The story started almost 1,500 miles from Kansas. And as the ending of that story includes the words “happy dogs,” it’s sure to be happy.
In January 2017, investment attorney Jennifer Dulski resigned from her Boston law firm and moved to Overland Park to take a new position with Waddell and Reed.
While transitioning to her new position and city where she knew no one, Dulski was also searching for a way to heal after the death of a beloved friend.
On a frosty winter morning, she found her inspiration when she was standing outside a shop.
“I felt I needed something to give me a reason to wake up in the morning and to put some purpose in my life, and then the idea just popped in my head,” she said.
“I decided I would buy a farm and start a senior dog sanctuary. I had no idea how I was going to do it, but I was going to do it.
“I believe when you want something bad enough, no matter how impossible it feels, you can either make excuses or find a way. I knew I would find a way.”
During the next 15 months, Dulski transformed this vision into reality. In February 2017, she purchased the 5-acre farm in Spring Hill, complete with a barn that needed extensive renovation. As she oversaw the renovation, she also developed plans for the nonprofit.
“I figured I’d take out loans to make this a reality,” she said. “Debt didn’t scare me — not for saving dogs.”
However, obtaining the loans was daunting. After being turned down at numerous banks, Dulski finally found a lender who believed in her dream and loaned her an initial $100,000. Shortly into the process, the barn construction hit snags and the loan was depleted within a few months. Dulski took out more loans and charged additional expenses on her credit cards to keep the project alive.

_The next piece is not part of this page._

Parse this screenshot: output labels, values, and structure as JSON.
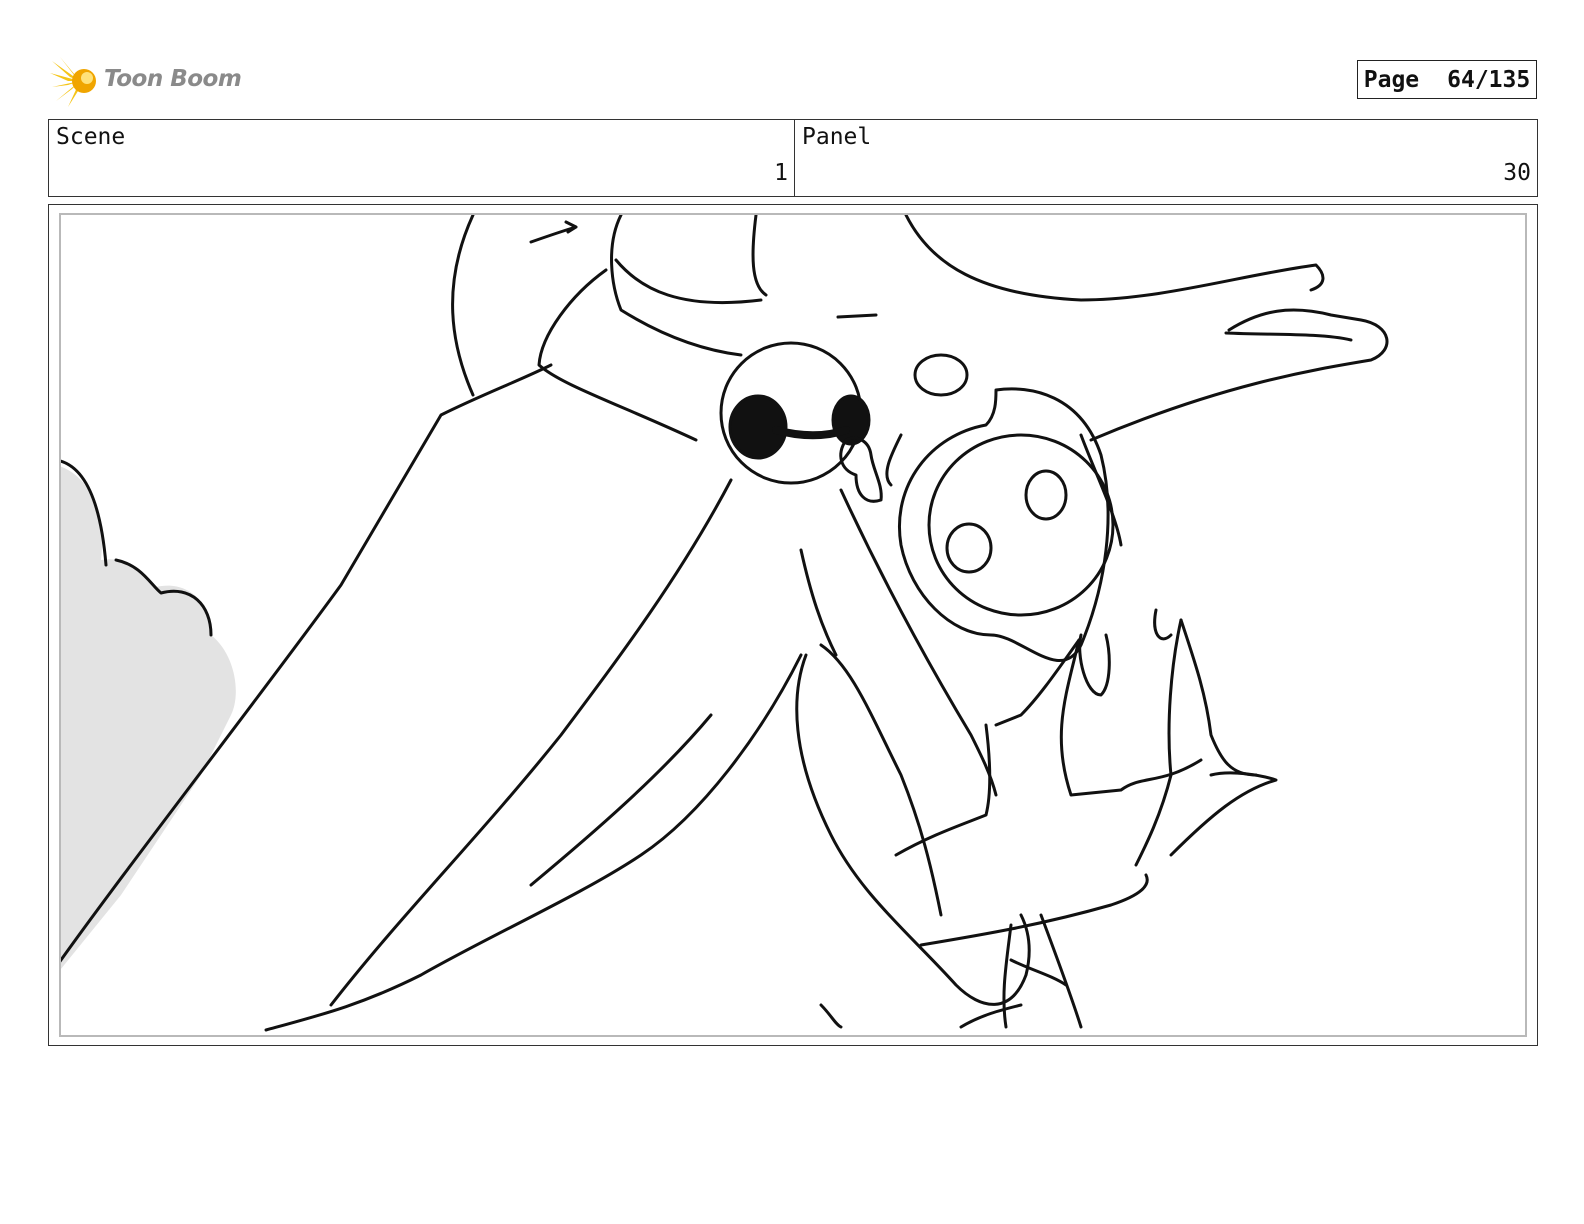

“When the credit cards were maxed, I mostly cried, worried beyond belief and prayed,” she said. “At the end of the year, I received a promotion at work, and one year after the simple action of taking an astronomical risk to do something beyond anything I’d ever done, our doors opened.
“While everything that could’ve gone wrong with construction did, on the flip side of that, everything that needed to happen to make this dream come true also did.”
In May of 2018, Dulski officially opened Always & Furever Midwest Animal Sanctuary. Since then, she and her team of volunteers, board members and donors have saved the lives of nearly 300 abused or abandoned senior dogs.
A&F’s mission is to provide these dogs, often considered un-adoptable because of their age and/or health concerns, a place where they can live out their lives, be that measured in weeks, months or years.
Everything about the farm says “welcome home.” Designed with open-style living spaces, the barn has cozy couches, chairs and beds for the dogs, along with a kitchen and laundry facilities for their care.
“Every dog here has a home until he or she leaves this earth or is adopted,” Dulski said.
Most of the dogs arrive at A&F from regional high-kill shelters. Some have had owners who’ve passed away or moved to a residence where dogs were not permitted.
The barn can accommodate up 19 dogs, which are cared for by Dulski and her team of nearly four dozen volunteers. In addition, the group has more than 40 dogs at any time in homes with foster volunteers.
Two of those volunteers are Jim and Jen Rose of Spring Hill. The Roses discovered the Sanctuary in January while searching for an animal organization to join as volunteers.
“Jen’s personal commitment to A&F is incredible,” Jim said. “Her level of commitment is beyond anything I’ve seen and it inspires others. A&F is Jen, and Jen is A&F. It is who she is.”
When Dulski opened A&F, her plans were for the organization to be exclusively a sanctuary. However, last fall, plans changed as she learned about the extensive number of senior dogs needing rescue in the area. As a result, she procured the necessary rescue licenses so she could save more dogs.
The work of rescuing senior dogs comes with a significant share of care and heartache. The dogs can arrive at the Sanctuary with extensive health problems, and the ensuing veterinary bills can be hefty. Over the past year, Dulski has developed a large network of veterinarians throughout the metro who assist with these costs which can run more than $2,500 a week.
However, the most difficult challenge for Dulski and her team is saying goodbye.
“I’m there every single time one of our beloved pups crosses the rainbow bridge,” she said. “I hold them and remind them that, even if for a moment, someone on this earth loved them and believed their lives mattered. We welcome and love the ones others deem unlovable or unworthy, too old or too sick, too expensive to take on the risk or endure the pain of goodbye.
“There was a time my world was so dark, I never thought I would smile again. These dogs saved me, and now I have this place where they have second chance to know love and find a little bit of peace. It’s never too late for happily ever after.”
Learn more at Always and Furever or donate to the group’s therapy pool for dogs.